• WORK INSTRUCTIONS: Scan the data below and pick out the lines containing the word "this".

☆ ☆ ☆ ☆ ☆ ☆ ☆

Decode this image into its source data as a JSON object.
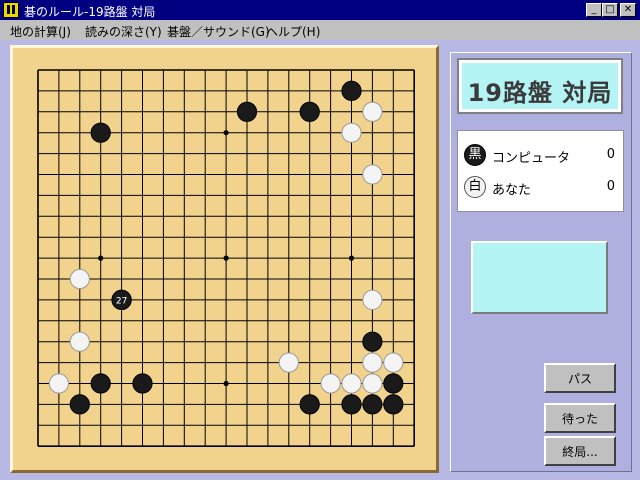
{
  "window": {
    "title": "碁のルール-19路盤 対局",
    "minimize_glyph": "_",
    "maximize_glyph": "□",
    "close_glyph": "✕"
  },
  "menu": [
    "地の計算(J)",
    "読みの深さ(Y)",
    "碁盤／サウンド(G)",
    "ヘルプ(H)"
  ],
  "panel": {
    "title": "19路盤 対局",
    "players": [
      {
        "stone": "黒",
        "color": "black",
        "name": "コンピュータ",
        "score": "0"
      },
      {
        "stone": "白",
        "color": "white",
        "name": "あなた",
        "score": "0"
      }
    ],
    "message": ""
  },
  "buttons": {
    "pass": "パス",
    "undo": "待った",
    "end": "終局..."
  },
  "board": {
    "size": 19,
    "hoshi": [
      [
        3,
        3
      ],
      [
        3,
        9
      ],
      [
        3,
        15
      ],
      [
        9,
        3
      ],
      [
        9,
        9
      ],
      [
        9,
        15
      ],
      [
        15,
        3
      ],
      [
        15,
        9
      ],
      [
        15,
        15
      ]
    ],
    "last_move": {
      "col": 4,
      "row": 11,
      "number": "27"
    },
    "black_stones": [
      [
        15,
        1
      ],
      [
        10,
        2
      ],
      [
        13,
        2
      ],
      [
        3,
        3
      ],
      [
        4,
        11
      ],
      [
        16,
        13
      ],
      [
        3,
        15
      ],
      [
        5,
        15
      ],
      [
        17,
        15
      ],
      [
        2,
        16
      ],
      [
        13,
        16
      ],
      [
        15,
        16
      ],
      [
        16,
        16
      ],
      [
        17,
        16
      ]
    ],
    "white_stones": [
      [
        16,
        2
      ],
      [
        15,
        3
      ],
      [
        16,
        5
      ],
      [
        2,
        10
      ],
      [
        16,
        11
      ],
      [
        2,
        13
      ],
      [
        12,
        14
      ],
      [
        16,
        14
      ],
      [
        17,
        14
      ],
      [
        1,
        15
      ],
      [
        14,
        15
      ],
      [
        15,
        15
      ],
      [
        16,
        15
      ]
    ],
    "colors": {
      "wood": "#f2d38e",
      "line": "#000000",
      "black": "#1a1a1a",
      "white": "#f4f4f4"
    }
  }
}
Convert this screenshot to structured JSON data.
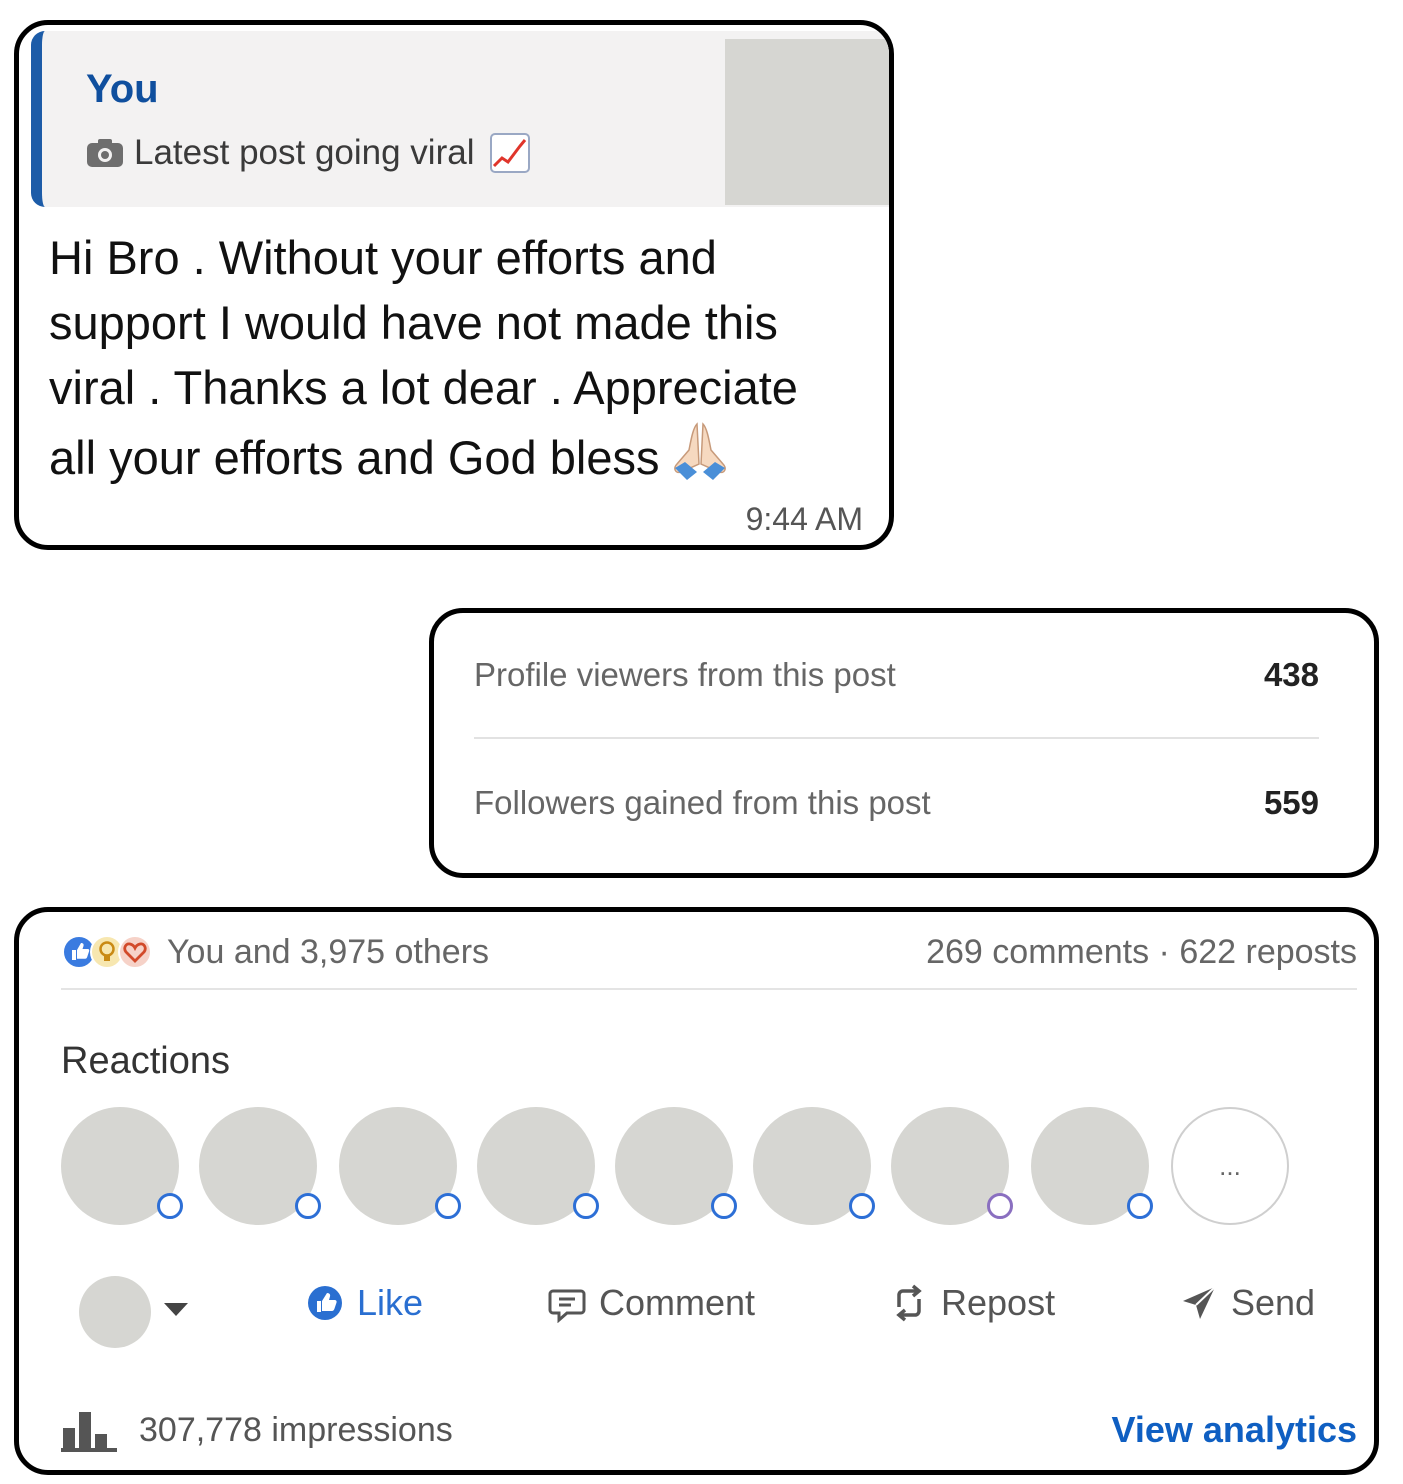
{
  "message": {
    "quote_author": "You",
    "quote_text": "Latest post going viral",
    "body_lines": [
      "Hi Bro . Without your efforts and",
      "support I would have not made this",
      "viral . Thanks a lot dear . Appreciate",
      "all your efforts and God bless"
    ],
    "time": "9:44 AM",
    "colors": {
      "quote_bar": "#1d5ca8",
      "author": "#0f4f9e"
    }
  },
  "stats": {
    "rows": [
      {
        "label": "Profile viewers from this post",
        "value": "438"
      },
      {
        "label": "Followers gained from this post",
        "value": "559"
      }
    ]
  },
  "social": {
    "reactors_text": "You and 3,975 others",
    "comments_reposts": "269 comments · 622 reposts",
    "reactions_heading": "Reactions",
    "more_label": "...",
    "actions": [
      {
        "label": "Like",
        "icon": "like-icon"
      },
      {
        "label": "Comment",
        "icon": "comment-icon"
      },
      {
        "label": "Repost",
        "icon": "repost-icon"
      },
      {
        "label": "Send",
        "icon": "send-icon"
      }
    ],
    "impressions": "307,778 impressions",
    "view_analytics": "View analytics",
    "colors": {
      "like": "#2a6fd1",
      "link": "#0f5fc2"
    }
  }
}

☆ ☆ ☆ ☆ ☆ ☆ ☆

• EXERCISE SOLUTION:
Decode this image into its source data as a JSON object.
Convert this screenshot to structured JSON data.
      "support I would have not made this",
        "label": "Profile viewers from this post",
        "label": "Followers gained from this post",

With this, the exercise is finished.